Lesson 4 in Social Acceptance
My first Head of Department was a wonderful woman. She didn’t have a teaching background. She came from the business world. She was probably attracted to teaching when she had children, because in those days teachers didn’t have to do any schoolwork in the holidays and they left school in the afternoon with the pupils. She taught the Opportunity classes and French, because she had lived in France for a while and language teachers were hard to come by. I have a feeling she started off in Business Studies or “Commercial” as it was known then, and gravitated into our area when the comprehensives started.
She was a star. All her advice was practical, constructive and to the point.
“Put your hair up!” was the first thing she said to me. I had 60s flowing locks. Think Jean Shrimpton/Marianne Faithful.
In our region we had what was known as the Super Nit. It was resistant to the majority of common treatments. One day each half-term was Nit Nurse day. It had a festival atmosphere. The entire work of the school was disrupted, as every class was lined up to have their heads checked. They filed in one by one and emerged waving their cards. The card was to tell your Mam you had nits and to do something about it.
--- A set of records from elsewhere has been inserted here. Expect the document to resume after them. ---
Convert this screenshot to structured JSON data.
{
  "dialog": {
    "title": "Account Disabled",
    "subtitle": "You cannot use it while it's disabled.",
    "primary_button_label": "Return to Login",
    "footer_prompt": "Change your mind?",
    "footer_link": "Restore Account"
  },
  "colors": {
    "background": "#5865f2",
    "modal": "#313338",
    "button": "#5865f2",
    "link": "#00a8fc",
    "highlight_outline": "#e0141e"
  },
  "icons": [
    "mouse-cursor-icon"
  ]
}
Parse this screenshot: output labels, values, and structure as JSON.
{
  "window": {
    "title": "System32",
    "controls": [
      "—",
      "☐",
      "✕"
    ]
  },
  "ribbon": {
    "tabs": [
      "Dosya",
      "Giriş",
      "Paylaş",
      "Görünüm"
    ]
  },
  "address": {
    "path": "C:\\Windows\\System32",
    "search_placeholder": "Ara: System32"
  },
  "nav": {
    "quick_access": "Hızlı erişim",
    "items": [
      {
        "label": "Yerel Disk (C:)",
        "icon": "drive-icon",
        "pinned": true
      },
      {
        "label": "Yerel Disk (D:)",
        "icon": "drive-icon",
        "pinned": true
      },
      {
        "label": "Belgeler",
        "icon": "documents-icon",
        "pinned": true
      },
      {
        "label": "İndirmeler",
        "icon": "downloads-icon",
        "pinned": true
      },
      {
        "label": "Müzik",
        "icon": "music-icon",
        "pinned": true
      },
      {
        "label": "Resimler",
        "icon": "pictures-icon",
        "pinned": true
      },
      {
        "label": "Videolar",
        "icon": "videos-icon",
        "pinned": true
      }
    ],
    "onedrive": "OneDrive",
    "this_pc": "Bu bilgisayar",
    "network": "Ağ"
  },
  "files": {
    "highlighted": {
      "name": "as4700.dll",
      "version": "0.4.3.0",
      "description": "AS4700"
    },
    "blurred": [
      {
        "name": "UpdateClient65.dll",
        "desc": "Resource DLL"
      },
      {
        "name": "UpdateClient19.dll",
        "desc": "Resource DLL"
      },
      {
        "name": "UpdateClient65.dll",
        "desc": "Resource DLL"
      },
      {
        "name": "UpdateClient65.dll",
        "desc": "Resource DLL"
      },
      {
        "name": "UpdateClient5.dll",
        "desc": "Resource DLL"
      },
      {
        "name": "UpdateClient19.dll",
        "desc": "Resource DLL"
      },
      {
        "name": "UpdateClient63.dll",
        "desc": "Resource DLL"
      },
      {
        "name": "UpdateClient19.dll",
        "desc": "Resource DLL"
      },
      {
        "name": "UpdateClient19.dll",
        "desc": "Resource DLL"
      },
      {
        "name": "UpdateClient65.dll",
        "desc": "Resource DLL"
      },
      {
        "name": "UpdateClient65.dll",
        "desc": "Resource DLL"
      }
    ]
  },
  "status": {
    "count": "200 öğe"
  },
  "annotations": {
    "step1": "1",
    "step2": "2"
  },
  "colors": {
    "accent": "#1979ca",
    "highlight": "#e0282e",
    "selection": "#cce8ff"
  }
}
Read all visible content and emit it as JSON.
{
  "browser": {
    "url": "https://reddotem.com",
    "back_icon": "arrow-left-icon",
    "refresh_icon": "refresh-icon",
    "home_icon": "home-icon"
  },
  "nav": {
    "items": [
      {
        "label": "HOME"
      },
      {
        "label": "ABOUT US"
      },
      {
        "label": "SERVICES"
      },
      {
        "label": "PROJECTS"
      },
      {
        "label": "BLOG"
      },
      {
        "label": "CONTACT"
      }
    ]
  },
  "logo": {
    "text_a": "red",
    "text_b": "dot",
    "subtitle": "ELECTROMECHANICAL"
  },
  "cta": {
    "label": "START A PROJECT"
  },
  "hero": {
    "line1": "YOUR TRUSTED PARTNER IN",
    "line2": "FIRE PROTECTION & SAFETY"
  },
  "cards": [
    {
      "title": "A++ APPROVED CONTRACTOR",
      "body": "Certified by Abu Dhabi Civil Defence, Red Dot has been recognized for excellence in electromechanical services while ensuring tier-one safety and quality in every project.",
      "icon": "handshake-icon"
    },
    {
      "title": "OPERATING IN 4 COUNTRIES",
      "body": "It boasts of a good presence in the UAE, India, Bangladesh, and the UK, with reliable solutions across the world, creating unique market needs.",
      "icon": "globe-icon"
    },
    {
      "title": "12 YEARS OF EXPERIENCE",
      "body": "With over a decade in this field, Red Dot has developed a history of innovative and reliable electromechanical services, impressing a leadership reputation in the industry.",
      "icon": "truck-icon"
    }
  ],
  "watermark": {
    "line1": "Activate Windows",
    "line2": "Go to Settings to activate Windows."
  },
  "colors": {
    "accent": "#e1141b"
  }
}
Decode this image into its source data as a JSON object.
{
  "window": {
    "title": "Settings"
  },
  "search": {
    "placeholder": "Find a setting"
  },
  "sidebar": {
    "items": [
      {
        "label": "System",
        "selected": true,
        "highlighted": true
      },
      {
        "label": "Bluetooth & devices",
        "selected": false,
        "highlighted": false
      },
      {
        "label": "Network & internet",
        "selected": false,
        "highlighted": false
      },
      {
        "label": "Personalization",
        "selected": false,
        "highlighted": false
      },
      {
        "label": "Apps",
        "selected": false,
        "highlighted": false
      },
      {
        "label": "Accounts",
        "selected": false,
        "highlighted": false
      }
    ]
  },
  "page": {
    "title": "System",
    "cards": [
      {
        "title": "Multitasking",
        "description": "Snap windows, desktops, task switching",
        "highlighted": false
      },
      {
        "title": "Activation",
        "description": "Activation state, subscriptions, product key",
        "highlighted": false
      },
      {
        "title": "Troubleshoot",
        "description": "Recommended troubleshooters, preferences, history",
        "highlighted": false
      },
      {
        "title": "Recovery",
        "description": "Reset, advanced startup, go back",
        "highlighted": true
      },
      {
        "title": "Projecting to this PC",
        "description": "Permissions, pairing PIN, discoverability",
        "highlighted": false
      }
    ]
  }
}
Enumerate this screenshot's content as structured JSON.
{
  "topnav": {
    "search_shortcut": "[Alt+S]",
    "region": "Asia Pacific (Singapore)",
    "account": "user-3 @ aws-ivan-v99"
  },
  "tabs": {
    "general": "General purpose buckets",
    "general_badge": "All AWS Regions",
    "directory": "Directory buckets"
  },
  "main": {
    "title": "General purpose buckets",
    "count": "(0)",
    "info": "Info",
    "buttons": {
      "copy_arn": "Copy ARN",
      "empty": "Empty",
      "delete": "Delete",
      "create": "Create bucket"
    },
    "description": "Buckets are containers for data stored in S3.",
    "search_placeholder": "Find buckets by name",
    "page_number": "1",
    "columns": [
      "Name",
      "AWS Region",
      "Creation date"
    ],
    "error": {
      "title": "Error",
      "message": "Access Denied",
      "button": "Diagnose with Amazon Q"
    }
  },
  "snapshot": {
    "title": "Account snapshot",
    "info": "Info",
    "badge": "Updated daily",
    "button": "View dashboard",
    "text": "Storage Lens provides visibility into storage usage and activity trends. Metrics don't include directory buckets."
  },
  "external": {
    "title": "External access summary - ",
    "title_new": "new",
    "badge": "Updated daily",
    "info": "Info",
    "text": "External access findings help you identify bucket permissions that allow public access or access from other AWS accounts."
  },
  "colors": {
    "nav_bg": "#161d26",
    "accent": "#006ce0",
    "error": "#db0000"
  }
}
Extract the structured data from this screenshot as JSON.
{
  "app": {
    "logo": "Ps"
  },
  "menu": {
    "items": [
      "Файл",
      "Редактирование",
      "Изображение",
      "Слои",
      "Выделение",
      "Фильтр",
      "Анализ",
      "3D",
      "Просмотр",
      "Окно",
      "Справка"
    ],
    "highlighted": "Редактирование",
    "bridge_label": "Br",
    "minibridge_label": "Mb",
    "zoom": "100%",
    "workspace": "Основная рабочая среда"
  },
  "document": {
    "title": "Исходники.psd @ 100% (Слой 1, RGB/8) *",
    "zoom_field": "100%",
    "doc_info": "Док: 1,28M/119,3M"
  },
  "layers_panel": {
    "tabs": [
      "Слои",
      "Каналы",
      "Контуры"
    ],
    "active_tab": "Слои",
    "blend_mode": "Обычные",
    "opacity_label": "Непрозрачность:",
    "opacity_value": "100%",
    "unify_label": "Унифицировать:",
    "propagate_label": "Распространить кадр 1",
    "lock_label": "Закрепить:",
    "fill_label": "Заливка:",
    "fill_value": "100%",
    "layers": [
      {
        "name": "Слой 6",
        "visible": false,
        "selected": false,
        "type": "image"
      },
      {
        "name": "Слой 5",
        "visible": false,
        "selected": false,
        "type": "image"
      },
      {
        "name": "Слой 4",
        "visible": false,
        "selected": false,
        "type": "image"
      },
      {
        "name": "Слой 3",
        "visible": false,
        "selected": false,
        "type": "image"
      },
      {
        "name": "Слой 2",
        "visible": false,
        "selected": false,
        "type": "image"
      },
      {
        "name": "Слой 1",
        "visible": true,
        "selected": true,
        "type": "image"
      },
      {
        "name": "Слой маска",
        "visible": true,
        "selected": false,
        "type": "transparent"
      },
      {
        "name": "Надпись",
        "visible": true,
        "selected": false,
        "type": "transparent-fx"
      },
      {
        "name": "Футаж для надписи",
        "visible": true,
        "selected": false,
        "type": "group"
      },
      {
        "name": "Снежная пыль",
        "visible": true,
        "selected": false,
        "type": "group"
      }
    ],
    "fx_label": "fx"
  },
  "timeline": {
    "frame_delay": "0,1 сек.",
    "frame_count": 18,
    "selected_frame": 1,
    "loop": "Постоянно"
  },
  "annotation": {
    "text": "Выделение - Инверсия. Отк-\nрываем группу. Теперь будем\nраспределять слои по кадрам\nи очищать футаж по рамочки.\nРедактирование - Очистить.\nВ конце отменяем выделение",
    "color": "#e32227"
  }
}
I was astonished later to find that in some other places you had to stay at home till the infestation was eradicated. In our neck of the woods that would have ravaged the school population like the Black Death.
There was no shame attached to nits. Nobody called you names or pointed fingers or shunned you. There was just a cheerful acceptance of human frailty. Nit Nurse days taught me early on the power of mutual support in the face of life’s random adversities.
So not all the lessons I learnt from my pupils had to take the form of personal tuition, one-to-one. Sometimes they taught me as a group and a community.